Knowing what’s on your driving record can save you time and money. That is especially true when you have outstanding traffic tickets. What starts out as a minor infraction can become a problem that leads to significant fines, suspension of your driving privileges and jail time. Accordingly, if you’ve lost track of that ticket and whether or not you paid it, you may be in for an unpleasant surprise if you happen to get stopped by the police again. By understanding more about traffic tickets and your driving record, it’s possible to maintain your driver’s license in good standing.
People get tickets for traffic infractions every day. Regardless of the precise circumstances, that ticket must be addressed. At least two options for proceeding are available. These include paying the fine or requesting a court date. Failure to do either of these things within the stipulated time period, which is sometimes only 30 days, leads to additional consequences.
Initially, these consequences may be a surcharge on top of the fine. If the outstanding ticket lingers or if the infraction was serious, then other consequences may ensue. This also is true if you asked for a court date or were required to appear in court and failed to appear. In such cases, a judge may swear out a bench warrant for your arrest.

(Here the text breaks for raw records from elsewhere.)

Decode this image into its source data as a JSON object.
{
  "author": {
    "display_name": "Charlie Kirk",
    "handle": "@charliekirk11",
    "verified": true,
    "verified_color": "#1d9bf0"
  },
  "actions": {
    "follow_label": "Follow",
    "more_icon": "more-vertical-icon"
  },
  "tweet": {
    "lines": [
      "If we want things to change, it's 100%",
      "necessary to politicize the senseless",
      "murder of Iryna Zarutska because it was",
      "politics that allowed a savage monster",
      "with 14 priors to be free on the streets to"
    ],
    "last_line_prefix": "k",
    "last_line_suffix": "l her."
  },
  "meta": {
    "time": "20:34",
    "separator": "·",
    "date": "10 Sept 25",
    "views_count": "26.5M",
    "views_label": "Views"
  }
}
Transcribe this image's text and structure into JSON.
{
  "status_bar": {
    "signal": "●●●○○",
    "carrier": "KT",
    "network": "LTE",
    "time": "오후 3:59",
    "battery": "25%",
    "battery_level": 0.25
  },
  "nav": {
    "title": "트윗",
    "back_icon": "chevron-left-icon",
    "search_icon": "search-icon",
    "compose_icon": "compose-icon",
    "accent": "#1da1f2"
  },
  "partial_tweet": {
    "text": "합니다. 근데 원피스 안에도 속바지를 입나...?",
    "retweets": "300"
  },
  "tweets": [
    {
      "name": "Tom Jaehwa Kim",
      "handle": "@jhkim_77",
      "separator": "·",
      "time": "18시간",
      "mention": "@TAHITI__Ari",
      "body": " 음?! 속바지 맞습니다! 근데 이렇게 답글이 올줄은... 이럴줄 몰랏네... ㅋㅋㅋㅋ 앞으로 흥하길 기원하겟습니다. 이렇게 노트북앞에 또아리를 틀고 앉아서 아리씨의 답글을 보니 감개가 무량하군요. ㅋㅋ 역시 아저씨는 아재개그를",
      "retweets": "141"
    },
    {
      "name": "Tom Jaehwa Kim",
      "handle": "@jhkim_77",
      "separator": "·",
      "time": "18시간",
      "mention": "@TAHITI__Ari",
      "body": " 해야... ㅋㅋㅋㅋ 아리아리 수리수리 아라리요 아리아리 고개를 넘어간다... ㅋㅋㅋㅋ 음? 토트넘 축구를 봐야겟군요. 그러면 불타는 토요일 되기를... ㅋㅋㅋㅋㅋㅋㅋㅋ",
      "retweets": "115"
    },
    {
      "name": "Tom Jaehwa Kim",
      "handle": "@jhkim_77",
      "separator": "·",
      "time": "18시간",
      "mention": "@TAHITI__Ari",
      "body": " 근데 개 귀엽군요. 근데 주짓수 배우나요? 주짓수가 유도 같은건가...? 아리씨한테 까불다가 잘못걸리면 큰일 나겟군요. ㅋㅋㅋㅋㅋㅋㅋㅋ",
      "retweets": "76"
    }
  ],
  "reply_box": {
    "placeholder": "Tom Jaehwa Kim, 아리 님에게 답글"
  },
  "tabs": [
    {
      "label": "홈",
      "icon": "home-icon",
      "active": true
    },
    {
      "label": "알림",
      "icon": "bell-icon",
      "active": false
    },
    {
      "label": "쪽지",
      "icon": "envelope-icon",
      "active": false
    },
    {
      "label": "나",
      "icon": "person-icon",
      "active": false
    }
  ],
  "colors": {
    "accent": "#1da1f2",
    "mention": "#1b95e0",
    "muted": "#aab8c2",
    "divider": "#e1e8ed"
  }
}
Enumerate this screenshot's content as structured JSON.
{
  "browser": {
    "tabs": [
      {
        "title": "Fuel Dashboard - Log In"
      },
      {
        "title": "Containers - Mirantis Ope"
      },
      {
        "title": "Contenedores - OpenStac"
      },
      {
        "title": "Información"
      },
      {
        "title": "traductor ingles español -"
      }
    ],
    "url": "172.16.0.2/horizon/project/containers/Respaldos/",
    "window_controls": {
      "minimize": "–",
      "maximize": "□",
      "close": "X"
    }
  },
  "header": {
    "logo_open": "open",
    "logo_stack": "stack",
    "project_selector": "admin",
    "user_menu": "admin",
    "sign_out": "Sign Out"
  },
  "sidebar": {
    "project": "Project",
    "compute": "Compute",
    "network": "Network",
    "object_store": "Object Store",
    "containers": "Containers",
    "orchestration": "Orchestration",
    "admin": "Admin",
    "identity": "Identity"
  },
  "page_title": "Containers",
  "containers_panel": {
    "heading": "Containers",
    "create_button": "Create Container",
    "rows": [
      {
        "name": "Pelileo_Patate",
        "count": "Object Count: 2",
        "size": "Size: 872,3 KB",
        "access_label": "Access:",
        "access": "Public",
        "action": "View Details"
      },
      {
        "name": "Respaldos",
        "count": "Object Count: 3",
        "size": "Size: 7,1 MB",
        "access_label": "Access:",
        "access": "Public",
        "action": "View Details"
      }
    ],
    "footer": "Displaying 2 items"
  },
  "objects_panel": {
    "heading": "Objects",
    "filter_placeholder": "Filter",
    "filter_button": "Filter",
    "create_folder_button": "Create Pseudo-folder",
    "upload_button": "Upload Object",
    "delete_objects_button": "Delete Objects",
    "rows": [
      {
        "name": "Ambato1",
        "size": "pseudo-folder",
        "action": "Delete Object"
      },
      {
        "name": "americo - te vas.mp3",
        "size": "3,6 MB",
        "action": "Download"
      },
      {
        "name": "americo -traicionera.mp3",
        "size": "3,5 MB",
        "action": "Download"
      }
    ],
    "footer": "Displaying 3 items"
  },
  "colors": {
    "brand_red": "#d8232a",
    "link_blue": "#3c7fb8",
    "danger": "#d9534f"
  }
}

This usually doesn’t mean that the police are going to break down your front door at five o’clock in the morning. However, you may be in for a nasty shock the next time the police stop you. When they run your driver’s license, that bench warrant will pop up, and you’ll get arrested.
Alternatively, there won’t be a warrant, but your driving privileges may have been suspended based on those unpaid tickets. This may result in your arrest or you’ll be given another ticket and a court date.
Clearly, having outstanding traffic tickets can be inconvenient, expensive and embarrassing. That’s why it’s always best to be well-informed regarding your driving record. To find out if you have any outstanding traffic tickets, contact your DMV or department of licensing. Many states make it possible for you to order a copy of your driving record online, over the phone or in person. A fee is involved, and you may have to wait a week or two.
If you think that you may have an outstanding ticket in another jurisdiction, then contact the DMV or the court there. That ticket may show up on your state driving record, but it may not. It’s preferable to err on the side of caution.
Take some time to review your record. Look for any outstanding tickets, then figure out how to pay them. You also may need to take a driver education class or contact the relevant court to schedule an appearance. The effort will be worthwhile as it will result in the restoration of your driving privileges and put you at less risk of a terrible shock the next time the police stop you.